# [Task brief]
The records come next. Copy all of them exactly.

Dataset extract section start

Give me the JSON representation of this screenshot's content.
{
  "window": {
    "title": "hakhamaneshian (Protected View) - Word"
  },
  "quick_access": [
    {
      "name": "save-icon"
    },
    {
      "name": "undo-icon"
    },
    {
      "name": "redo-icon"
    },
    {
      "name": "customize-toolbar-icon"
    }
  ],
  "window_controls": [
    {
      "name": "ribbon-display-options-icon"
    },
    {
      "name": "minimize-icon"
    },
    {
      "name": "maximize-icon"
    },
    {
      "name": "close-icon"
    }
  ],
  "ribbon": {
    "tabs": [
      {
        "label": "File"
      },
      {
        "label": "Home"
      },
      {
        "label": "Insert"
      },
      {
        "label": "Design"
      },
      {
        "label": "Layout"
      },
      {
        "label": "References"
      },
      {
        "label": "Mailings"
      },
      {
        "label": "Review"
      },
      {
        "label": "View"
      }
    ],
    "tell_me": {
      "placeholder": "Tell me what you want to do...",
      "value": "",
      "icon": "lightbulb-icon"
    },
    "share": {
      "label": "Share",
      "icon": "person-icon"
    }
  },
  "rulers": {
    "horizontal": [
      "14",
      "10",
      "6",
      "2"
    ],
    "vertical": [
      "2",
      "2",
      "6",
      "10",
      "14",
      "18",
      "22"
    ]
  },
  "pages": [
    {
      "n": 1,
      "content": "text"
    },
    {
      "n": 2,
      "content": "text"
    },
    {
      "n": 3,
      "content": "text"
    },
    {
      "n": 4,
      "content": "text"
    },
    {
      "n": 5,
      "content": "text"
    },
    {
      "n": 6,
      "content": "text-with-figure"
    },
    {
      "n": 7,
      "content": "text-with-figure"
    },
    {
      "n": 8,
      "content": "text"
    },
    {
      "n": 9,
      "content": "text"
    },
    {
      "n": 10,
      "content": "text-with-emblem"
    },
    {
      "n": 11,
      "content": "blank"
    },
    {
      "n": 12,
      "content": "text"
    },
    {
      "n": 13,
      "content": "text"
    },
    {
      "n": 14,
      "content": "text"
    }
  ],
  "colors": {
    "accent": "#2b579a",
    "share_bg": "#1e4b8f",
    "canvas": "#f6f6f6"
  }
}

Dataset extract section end

# [Exercise answer]
Give me the JSON representation of this screenshot's content.
{
  "window": {
    "title": "hakhamaneshian (Protected View) - Word"
  },
  "quick_access": [
    {
      "name": "save-icon"
    },
    {
      "name": "undo-icon"
    },
    {
      "name": "redo-icon"
    },
    {
      "name": "customize-toolbar-icon"
    }
  ],
  "window_controls": [
    {
      "name": "ribbon-display-options-icon"
    },
    {
      "name": "minimize-icon"
    },
    {
      "name": "maximize-icon"
    },
    {
      "name": "close-icon"
    }
  ],
  "ribbon": {
    "tabs": [
      {
        "label": "File"
      },
      {
        "label": "Home"
      },
      {
        "label": "Insert"
      },
      {
        "label": "Design"
      },
      {
        "label": "Layout"
      },
      {
        "label": "References"
      },
      {
        "label": "Mailings"
      },
      {
        "label": "Review"
      },
      {
        "label": "View"
      }
    ],
    "tell_me": {
      "placeholder": "Tell me what you want to do...",
      "value": "",
      "icon": "lightbulb-icon"
    },
    "share": {
      "label": "Share",
      "icon": "person-icon"
    }
  },
  "rulers": {
    "horizontal": [
      "14",
      "10",
      "6",
      "2"
    ],
    "vertical": [
      "2",
      "2",
      "6",
      "10",
      "14",
      "18",
      "22"
    ]
  },
  "pages": [
    {
      "n": 1,
      "content": "text"
    },
    {
      "n": 2,
      "content": "text"
    },
    {
      "n": 3,
      "content": "text"
    },
    {
      "n": 4,
      "content": "text"
    },
    {
      "n": 5,
      "content": "text"
    },
    {
      "n": 6,
      "content": "text-with-figure"
    },
    {
      "n": 7,
      "content": "text-with-figure"
    },
    {
      "n": 8,
      "content": "text"
    },
    {
      "n": 9,
      "content": "text"
    },
    {
      "n": 10,
      "content": "text-with-emblem"
    },
    {
      "n": 11,
      "content": "blank"
    },
    {
      "n": 12,
      "content": "text"
    },
    {
      "n": 13,
      "content": "text"
    },
    {
      "n": 14,
      "content": "text"
    }
  ],
  "colors": {
    "accent": "#2b579a",
    "share_bg": "#1e4b8f",
    "canvas": "#f6f6f6"
  }
}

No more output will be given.